The data are to be restated in full, exactly as presented.
___
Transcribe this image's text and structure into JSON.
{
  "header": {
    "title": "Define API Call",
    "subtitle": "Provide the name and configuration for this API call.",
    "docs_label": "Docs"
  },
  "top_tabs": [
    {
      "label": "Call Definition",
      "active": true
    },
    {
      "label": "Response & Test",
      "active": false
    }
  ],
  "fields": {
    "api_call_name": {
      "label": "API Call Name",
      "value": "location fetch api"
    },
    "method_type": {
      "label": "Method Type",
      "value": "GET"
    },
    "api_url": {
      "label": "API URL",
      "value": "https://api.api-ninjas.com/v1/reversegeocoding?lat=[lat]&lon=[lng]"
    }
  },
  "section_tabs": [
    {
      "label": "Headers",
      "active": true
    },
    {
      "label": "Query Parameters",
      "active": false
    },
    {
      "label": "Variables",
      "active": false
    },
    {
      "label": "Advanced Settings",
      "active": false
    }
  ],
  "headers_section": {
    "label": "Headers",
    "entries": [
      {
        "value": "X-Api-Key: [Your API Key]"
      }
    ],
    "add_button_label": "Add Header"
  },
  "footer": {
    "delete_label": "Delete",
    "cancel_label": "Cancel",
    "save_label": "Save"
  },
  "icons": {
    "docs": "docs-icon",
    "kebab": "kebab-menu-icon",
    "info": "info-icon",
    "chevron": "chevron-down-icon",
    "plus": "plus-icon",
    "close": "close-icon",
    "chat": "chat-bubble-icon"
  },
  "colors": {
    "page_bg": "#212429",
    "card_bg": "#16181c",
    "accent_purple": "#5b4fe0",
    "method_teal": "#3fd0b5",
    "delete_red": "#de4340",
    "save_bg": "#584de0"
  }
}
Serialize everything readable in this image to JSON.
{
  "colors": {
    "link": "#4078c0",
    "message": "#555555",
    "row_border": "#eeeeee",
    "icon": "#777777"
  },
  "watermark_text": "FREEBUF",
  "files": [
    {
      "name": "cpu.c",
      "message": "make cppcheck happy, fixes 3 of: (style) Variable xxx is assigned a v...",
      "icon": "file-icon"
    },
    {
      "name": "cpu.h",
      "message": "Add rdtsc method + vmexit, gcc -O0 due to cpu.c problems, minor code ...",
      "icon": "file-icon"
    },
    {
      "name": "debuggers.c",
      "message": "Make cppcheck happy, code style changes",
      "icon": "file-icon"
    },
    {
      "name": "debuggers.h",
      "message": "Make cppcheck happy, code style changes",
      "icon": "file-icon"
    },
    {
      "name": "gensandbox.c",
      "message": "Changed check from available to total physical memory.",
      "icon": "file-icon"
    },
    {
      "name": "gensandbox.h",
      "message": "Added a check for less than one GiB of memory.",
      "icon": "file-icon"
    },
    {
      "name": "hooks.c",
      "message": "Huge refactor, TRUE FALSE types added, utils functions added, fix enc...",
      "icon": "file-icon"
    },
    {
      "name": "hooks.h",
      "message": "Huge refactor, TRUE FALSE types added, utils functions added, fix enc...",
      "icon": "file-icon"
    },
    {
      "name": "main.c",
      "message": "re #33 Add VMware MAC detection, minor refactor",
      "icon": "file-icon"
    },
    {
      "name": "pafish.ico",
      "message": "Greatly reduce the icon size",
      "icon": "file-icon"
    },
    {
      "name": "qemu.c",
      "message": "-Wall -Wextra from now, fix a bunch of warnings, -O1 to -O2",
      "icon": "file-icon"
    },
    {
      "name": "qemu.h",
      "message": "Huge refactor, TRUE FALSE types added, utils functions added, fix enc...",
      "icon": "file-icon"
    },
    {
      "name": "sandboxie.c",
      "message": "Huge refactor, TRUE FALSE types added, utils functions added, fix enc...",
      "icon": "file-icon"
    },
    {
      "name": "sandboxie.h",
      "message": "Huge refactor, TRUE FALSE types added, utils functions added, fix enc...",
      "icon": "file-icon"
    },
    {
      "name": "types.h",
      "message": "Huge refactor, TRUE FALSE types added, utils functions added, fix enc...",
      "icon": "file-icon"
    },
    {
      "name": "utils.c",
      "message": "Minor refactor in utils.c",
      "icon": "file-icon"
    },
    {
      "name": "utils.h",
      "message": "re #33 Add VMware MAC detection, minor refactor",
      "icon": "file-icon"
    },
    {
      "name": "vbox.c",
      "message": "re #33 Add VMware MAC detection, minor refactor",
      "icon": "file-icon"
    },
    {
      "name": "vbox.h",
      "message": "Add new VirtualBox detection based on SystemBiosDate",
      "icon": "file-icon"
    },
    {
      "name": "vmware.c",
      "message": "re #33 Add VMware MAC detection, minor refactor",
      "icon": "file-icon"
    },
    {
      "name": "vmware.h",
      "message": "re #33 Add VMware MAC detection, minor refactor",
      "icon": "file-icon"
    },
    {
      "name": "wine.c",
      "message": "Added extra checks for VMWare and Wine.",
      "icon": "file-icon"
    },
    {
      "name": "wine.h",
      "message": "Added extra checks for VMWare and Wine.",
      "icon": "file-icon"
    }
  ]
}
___
* ANSWER TO THIS TASK *
Transcribe this image's text and structure into JSON.
{
  "header": {
    "title": "Define API Call",
    "subtitle": "Provide the name and configuration for this API call.",
    "docs_label": "Docs"
  },
  "top_tabs": [
    {
      "label": "Call Definition",
      "active": true
    },
    {
      "label": "Response & Test",
      "active": false
    }
  ],
  "fields": {
    "api_call_name": {
      "label": "API Call Name",
      "value": "location fetch api"
    },
    "method_type": {
      "label": "Method Type",
      "value": "GET"
    },
    "api_url": {
      "label": "API URL",
      "value": "https://api.api-ninjas.com/v1/reversegeocoding?lat=[lat]&lon=[lng]"
    }
  },
  "section_tabs": [
    {
      "label": "Headers",
      "active": true
    },
    {
      "label": "Query Parameters",
      "active": false
    },
    {
      "label": "Variables",
      "active": false
    },
    {
      "label": "Advanced Settings",
      "active": false
    }
  ],
  "headers_section": {
    "label": "Headers",
    "entries": [
      {
        "value": "X-Api-Key: [Your API Key]"
      }
    ],
    "add_button_label": "Add Header"
  },
  "footer": {
    "delete_label": "Delete",
    "cancel_label": "Cancel",
    "save_label": "Save"
  },
  "icons": {
    "docs": "docs-icon",
    "kebab": "kebab-menu-icon",
    "info": "info-icon",
    "chevron": "chevron-down-icon",
    "plus": "plus-icon",
    "close": "close-icon",
    "chat": "chat-bubble-icon"
  },
  "colors": {
    "page_bg": "#212429",
    "card_bg": "#16181c",
    "accent_purple": "#5b4fe0",
    "method_teal": "#3fd0b5",
    "delete_red": "#de4340",
    "save_bg": "#584de0"
  }
}
Serialize everything readable in this image to JSON.
{
  "colors": {
    "link": "#4078c0",
    "message": "#555555",
    "row_border": "#eeeeee",
    "icon": "#777777"
  },
  "watermark_text": "FREEBUF",
  "files": [
    {
      "name": "cpu.c",
      "message": "make cppcheck happy, fixes 3 of: (style) Variable xxx is assigned a v...",
      "icon": "file-icon"
    },
    {
      "name": "cpu.h",
      "message": "Add rdtsc method + vmexit, gcc -O0 due to cpu.c problems, minor code ...",
      "icon": "file-icon"
    },
    {
      "name": "debuggers.c",
      "message": "Make cppcheck happy, code style changes",
      "icon": "file-icon"
    },
    {
      "name": "debuggers.h",
      "message": "Make cppcheck happy, code style changes",
      "icon": "file-icon"
    },
    {
      "name": "gensandbox.c",
      "message": "Changed check from available to total physical memory.",
      "icon": "file-icon"
    },
    {
      "name": "gensandbox.h",
      "message": "Added a check for less than one GiB of memory.",
      "icon": "file-icon"
    },
    {
      "name": "hooks.c",
      "message": "Huge refactor, TRUE FALSE types added, utils functions added, fix enc...",
      "icon": "file-icon"
    },
    {
      "name": "hooks.h",
      "message": "Huge refactor, TRUE FALSE types added, utils functions added, fix enc...",
      "icon": "file-icon"
    },
    {
      "name": "main.c",
      "message": "re #33 Add VMware MAC detection, minor refactor",
      "icon": "file-icon"
    },
    {
      "name": "pafish.ico",
      "message": "Greatly reduce the icon size",
      "icon": "file-icon"
    },
    {
      "name": "qemu.c",
      "message": "-Wall -Wextra from now, fix a bunch of warnings, -O1 to -O2",
      "icon": "file-icon"
    },
    {
      "name": "qemu.h",
      "message": "Huge refactor, TRUE FALSE types added, utils functions added, fix enc...",
      "icon": "file-icon"
    },
    {
      "name": "sandboxie.c",
      "message": "Huge refactor, TRUE FALSE types added, utils functions added, fix enc...",
      "icon": "file-icon"
    },
    {
      "name": "sandboxie.h",
      "message": "Huge refactor, TRUE FALSE types added, utils functions added, fix enc...",
      "icon": "file-icon"
    },
    {
      "name": "types.h",
      "message": "Huge refactor, TRUE FALSE types added, utils functions added, fix enc...",
      "icon": "file-icon"
    },
    {
      "name": "utils.c",
      "message": "Minor refactor in utils.c",
      "icon": "file-icon"
    },
    {
      "name": "utils.h",
      "message": "re #33 Add VMware MAC detection, minor refactor",
      "icon": "file-icon"
    },
    {
      "name": "vbox.c",
      "message": "re #33 Add VMware MAC detection, minor refactor",
      "icon": "file-icon"
    },
    {
      "name": "vbox.h",
      "message": "Add new VirtualBox detection based on SystemBiosDate",
      "icon": "file-icon"
    },
    {
      "name": "vmware.c",
      "message": "re #33 Add VMware MAC detection, minor refactor",
      "icon": "file-icon"
    },
    {
      "name": "vmware.h",
      "message": "re #33 Add VMware MAC detection, minor refactor",
      "icon": "file-icon"
    },
    {
      "name": "wine.c",
      "message": "Added extra checks for VMWare and Wine.",
      "icon": "file-icon"
    },
    {
      "name": "wine.h",
      "message": "Added extra checks for VMWare and Wine.",
      "icon": "file-icon"
    }
  ]
}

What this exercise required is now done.